Leaders who seldom provide recognition to their people are missing an essential trait of leadership and that is almost certainly being reflected in the commitment level of their followers. Many factors can affect the compensation and benefit levels a leader can offer their people. Still more factors can affect the work environment a leader is able to provide. There are just any number of factors that a leader cannot control. That is why authentic leaders don’t let the controllable become uncontrollable.

Recognizing your people is completely within your control. You can choose daily to affirm their importance or simply let them wonder if they really matter or not. 

When you choose affirmation you choose authentic leadership. You choose to build people and you choose to build your organization. Making an intentional effort to recognize your people encourages them to push themselves. They know what they do matters and that the more they do the more it will matter. 

Authentic leaders know that there is a direct link between recognizing success and the amount of success available to recognize.

Recognize your people today and they will ensure that there is even more success to recognize tomorrow. 

 

The Rome Museum

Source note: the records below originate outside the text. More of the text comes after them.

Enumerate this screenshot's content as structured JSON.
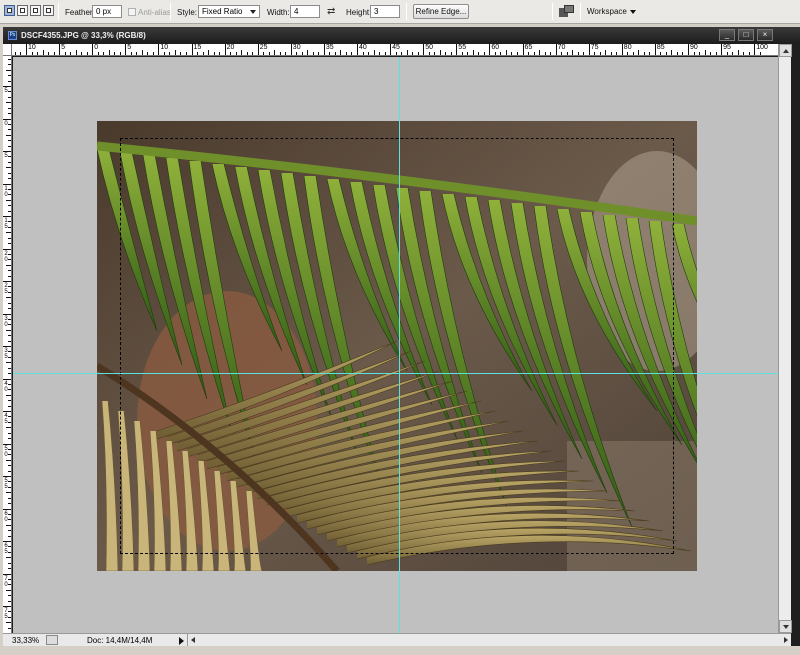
{
  "options_bar": {
    "feather_label": "Feather:",
    "feather_value": "0 px",
    "antialias_label": "Anti-alias",
    "style_label": "Style:",
    "style_value": "Fixed Ratio",
    "width_label": "Width:",
    "width_value": "4",
    "height_label": "Height:",
    "height_value": "3",
    "refine_edge_label": "Refine Edge...",
    "workspace_label": "Workspace"
  },
  "document": {
    "title": "DSCF4355.JPG @ 33,3% (RGB/8)",
    "app_icon_text": "Ps",
    "window_buttons": [
      "_",
      "□",
      "×"
    ]
  },
  "rulers": {
    "horizontal_labels": [
      "10",
      "5",
      "0",
      "5",
      "10",
      "15",
      "20",
      "25",
      "30",
      "35",
      "40",
      "45",
      "50",
      "55",
      "60",
      "65",
      "70",
      "75",
      "80",
      "85",
      "90",
      "95",
      "100"
    ],
    "vertical_labels": [
      "5",
      "0",
      "5",
      "10",
      "15",
      "20",
      "25",
      "30",
      "35",
      "40",
      "45",
      "50",
      "55",
      "60",
      "65",
      "70",
      "75",
      "80"
    ]
  },
  "status_bar": {
    "zoom": "33,33%",
    "doc_size": "Doc: 14,4M/14,4M"
  },
  "colors": {
    "guide": "#5fe0e0",
    "canvas_background": "#c0c0c0"
  }
}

I had the incredible opportunity to visit the wonderful country of Italy last week. We visited different regions but stayed mostly in Rome. I was thinking of titling this post The Museums of Rome but that doesn’t really convey my intended message. There are indeed many museums in Rome. In fact it seemed to me that many of the buildings were museums. Certainly many buildings held artifacts from history. 

       

But as I walked around with my wife I couldn’t help but notice people looking up, looking over and taking picture upon picture. It was then that it occurred to me that Rome itself was a museum. The whole city, every inch of it!

I was a bit amused when one of our guides would describe a building as “modern” because it was build in the 1800’s. History is all around you in Rome. You can see it but more than that, you can feel it. You can easily imagine the city 100’s or 1000’s of years ago and wonder if the people who built some of the magnificent structures thought that people 100’s of years in the future would still be marveling at them.    

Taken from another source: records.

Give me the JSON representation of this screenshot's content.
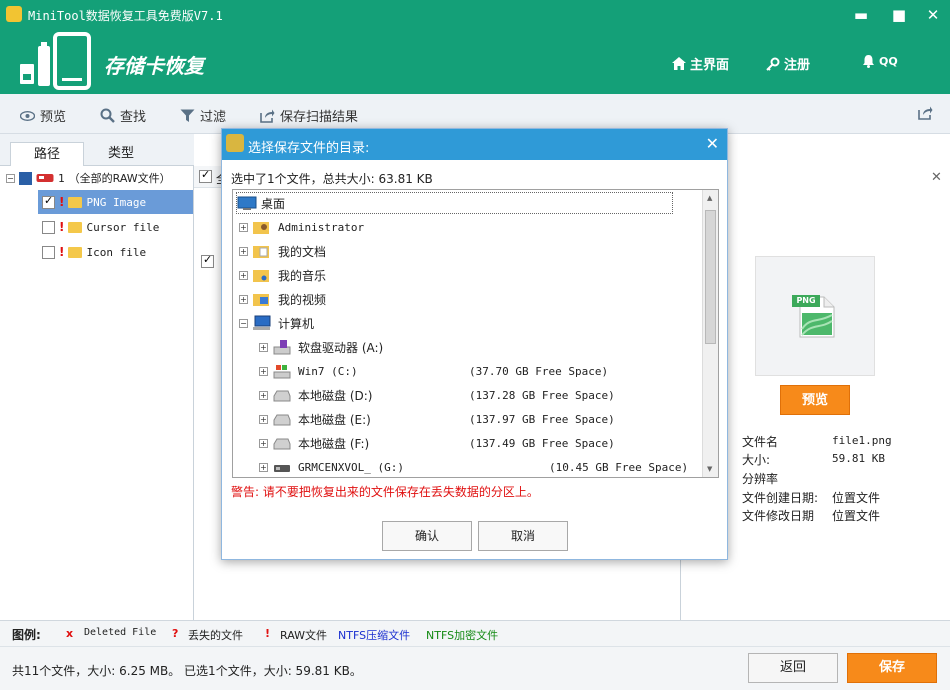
{
  "window": {
    "title": "MiniTool数据恢复工具免费版V7.1",
    "min": "▬",
    "max": "■",
    "close": "✕"
  },
  "header": {
    "app_name": "存储卡恢复",
    "nav": [
      {
        "label": "主界面",
        "icon": "home-icon"
      },
      {
        "label": "注册",
        "icon": "key-icon"
      },
      {
        "label": "QQ",
        "icon": "bell-icon"
      }
    ]
  },
  "toolbar": {
    "preview": "预览",
    "find": "查找",
    "filter": "过滤",
    "save_scan": "保存扫描结果"
  },
  "tabs": [
    "路径",
    "类型"
  ],
  "tree": {
    "root_num": "1",
    "root_label": "（全部的RAW文件）",
    "items": [
      "PNG Image",
      "Cursor file",
      "Icon file"
    ]
  },
  "middle": {
    "header_text": "全"
  },
  "right": {
    "preview_btn": "预览",
    "png_badge": "PNG",
    "info": [
      {
        "label": "文件名",
        "value": "file1.png"
      },
      {
        "label": "大小:",
        "value": "59.81 KB"
      },
      {
        "label": "分辨率",
        "value": ""
      },
      {
        "label": "文件创建日期:",
        "value": "位置文件"
      },
      {
        "label": "文件修改日期",
        "value": "位置文件"
      }
    ]
  },
  "legend": {
    "title": "图例:",
    "items": [
      {
        "symbol": "x",
        "label": "Deleted File"
      },
      {
        "symbol": "?",
        "label": "丢失的文件"
      },
      {
        "symbol": "!",
        "label": "RAW文件"
      },
      {
        "symbol": "",
        "label": "NTFS压缩文件"
      },
      {
        "symbol": "",
        "label": "NTFS加密文件"
      }
    ],
    "colors": {
      "red": "#e01010",
      "ntfs_compressed": "#1a2fd0",
      "ntfs_encrypted": "#148a14"
    }
  },
  "status": {
    "text": "共11个文件，大小: 6.25 MB。 已选1个文件，大小: 59.81 KB。",
    "return": "返回",
    "save": "保存"
  },
  "dialog": {
    "title": "选择保存文件的目录:",
    "close": "✕",
    "summary": "选中了1个文件，总共大小: 63.81 KB",
    "rows": [
      {
        "label": "桌面",
        "free": ""
      },
      {
        "label": "Administrator",
        "free": ""
      },
      {
        "label": "我的文档",
        "free": ""
      },
      {
        "label": "我的音乐",
        "free": ""
      },
      {
        "label": "我的视频",
        "free": ""
      },
      {
        "label": "计算机",
        "free": ""
      },
      {
        "label": "软盘驱动器 (A:)",
        "free": ""
      },
      {
        "label": "Win7 (C:)",
        "free": "(37.70 GB Free Space)"
      },
      {
        "label": "本地磁盘 (D:)",
        "free": "(137.28 GB Free Space)"
      },
      {
        "label": "本地磁盘 (E:)",
        "free": "(137.97 GB Free Space)"
      },
      {
        "label": "本地磁盘 (F:)",
        "free": "(137.49 GB Free Space)"
      },
      {
        "label": "GRMCENXVOL_ (G:)",
        "free": "(10.45 GB Free Space)"
      }
    ],
    "warning": "警告: 请不要把恢复出来的文件保存在丢失数据的分区上。",
    "ok": "确认",
    "cancel": "取消"
  },
  "theme": {
    "header_green": "#14a078",
    "accent_orange": "#f78a1a",
    "dialog_blue": "#2f9ad7"
  }
}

I think I could spend years there and still be amazed at what I saw every single day. Then I started to wonder if that was true. Would I really marvel at the history of the city if I lived there day after day? Do “native” Romans marvel The Coliseum as they drive past it on their way to work each day? Are they in awe of what surrounds them on a daily basis? 

They should because they live in an incredible city. 

My guess is that many of them take their splendid city for granted. That’s not a knock on the friendly people of Rome, that’s a knock on all of us because no matter where we live, too many of us take what we have for granted.

When was the last time you stopped to consider all that you have? When was the last time you stopped to consider the “gift” of the people in your life. When was the last time you told the most important person in your life just how important they are to you? 

What would you miss the most if you woke up tomorrow and had nothing and no one in your life? Are you taking those things and those people for granted? 

Write down what’s important to you. Keep pictures with you of the people who matter most. Don’t let those people and things move to the bottom of your mind. Keep them on top, invest some time each day remembering how and why they matter. Show the people who matter that you don’t take them for granted and appreciate what you have while you have it, for as long as you have it.

Our world is an amazing place. Each of our individual worlds is equally amazing if we’ll just stop long enough to look around and consider our lives without it. 

I’m grateful for the opportunity to visit Rome and Italy but as I return home I’m no less grateful for what I have here. I learned a lot on my trip to Europe, I hope one of the things I’ve learned is to appreciate what I have just a little more.